[Page and application data records]
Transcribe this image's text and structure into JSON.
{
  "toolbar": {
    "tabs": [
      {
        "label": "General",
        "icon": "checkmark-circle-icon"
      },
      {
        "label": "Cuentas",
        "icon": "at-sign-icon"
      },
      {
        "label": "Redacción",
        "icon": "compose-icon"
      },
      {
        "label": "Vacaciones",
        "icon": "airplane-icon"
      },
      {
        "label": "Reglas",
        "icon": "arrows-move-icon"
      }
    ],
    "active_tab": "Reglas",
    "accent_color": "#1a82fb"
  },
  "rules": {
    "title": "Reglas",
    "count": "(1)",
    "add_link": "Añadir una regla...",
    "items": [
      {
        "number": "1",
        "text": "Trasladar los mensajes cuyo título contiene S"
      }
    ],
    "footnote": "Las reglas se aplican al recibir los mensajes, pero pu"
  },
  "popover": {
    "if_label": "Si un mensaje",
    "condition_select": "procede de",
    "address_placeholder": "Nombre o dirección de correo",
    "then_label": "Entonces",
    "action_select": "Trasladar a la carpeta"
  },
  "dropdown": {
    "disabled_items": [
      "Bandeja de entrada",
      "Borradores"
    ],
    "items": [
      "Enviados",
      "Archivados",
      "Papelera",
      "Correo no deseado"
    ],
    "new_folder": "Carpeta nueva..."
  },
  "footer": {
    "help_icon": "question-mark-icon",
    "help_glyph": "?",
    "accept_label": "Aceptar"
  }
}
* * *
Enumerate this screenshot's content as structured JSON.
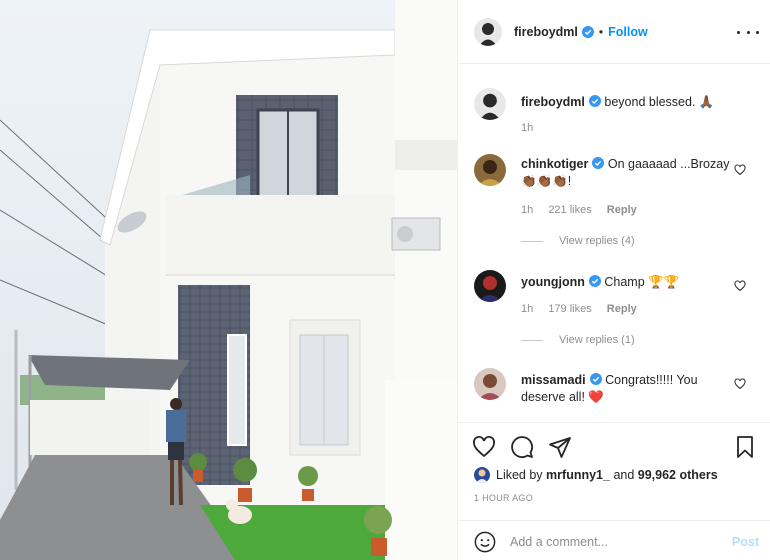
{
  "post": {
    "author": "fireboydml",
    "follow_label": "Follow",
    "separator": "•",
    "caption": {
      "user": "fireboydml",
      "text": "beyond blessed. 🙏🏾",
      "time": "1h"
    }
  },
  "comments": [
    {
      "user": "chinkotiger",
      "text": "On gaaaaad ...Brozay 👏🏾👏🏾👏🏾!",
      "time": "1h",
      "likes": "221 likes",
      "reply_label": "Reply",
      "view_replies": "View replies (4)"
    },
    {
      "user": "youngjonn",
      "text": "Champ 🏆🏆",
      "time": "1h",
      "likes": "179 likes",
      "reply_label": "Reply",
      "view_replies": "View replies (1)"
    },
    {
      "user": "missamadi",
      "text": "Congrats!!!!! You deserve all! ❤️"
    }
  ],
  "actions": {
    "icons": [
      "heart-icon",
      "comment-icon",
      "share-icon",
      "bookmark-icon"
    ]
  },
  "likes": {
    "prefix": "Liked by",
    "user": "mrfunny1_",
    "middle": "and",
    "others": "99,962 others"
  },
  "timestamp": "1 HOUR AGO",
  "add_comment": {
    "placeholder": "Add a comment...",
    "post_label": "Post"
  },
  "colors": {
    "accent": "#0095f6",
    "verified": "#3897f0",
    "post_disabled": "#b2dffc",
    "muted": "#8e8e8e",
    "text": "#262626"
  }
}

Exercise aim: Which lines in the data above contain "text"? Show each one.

Exercise answer:
Transcribe this image's text and structure into JSON.
        "text": "Trasladar los mensajes cuyo título contiene S"
      "text": "beyond blessed. 🙏🏾",
      "text": "On gaaaaad ...Brozay 👏🏾👏🏾👏🏾!",
      "text": "Champ 🏆🏆",
      "text": "Congrats!!!!! You deserve all! ❤️"
    "text": "#262626"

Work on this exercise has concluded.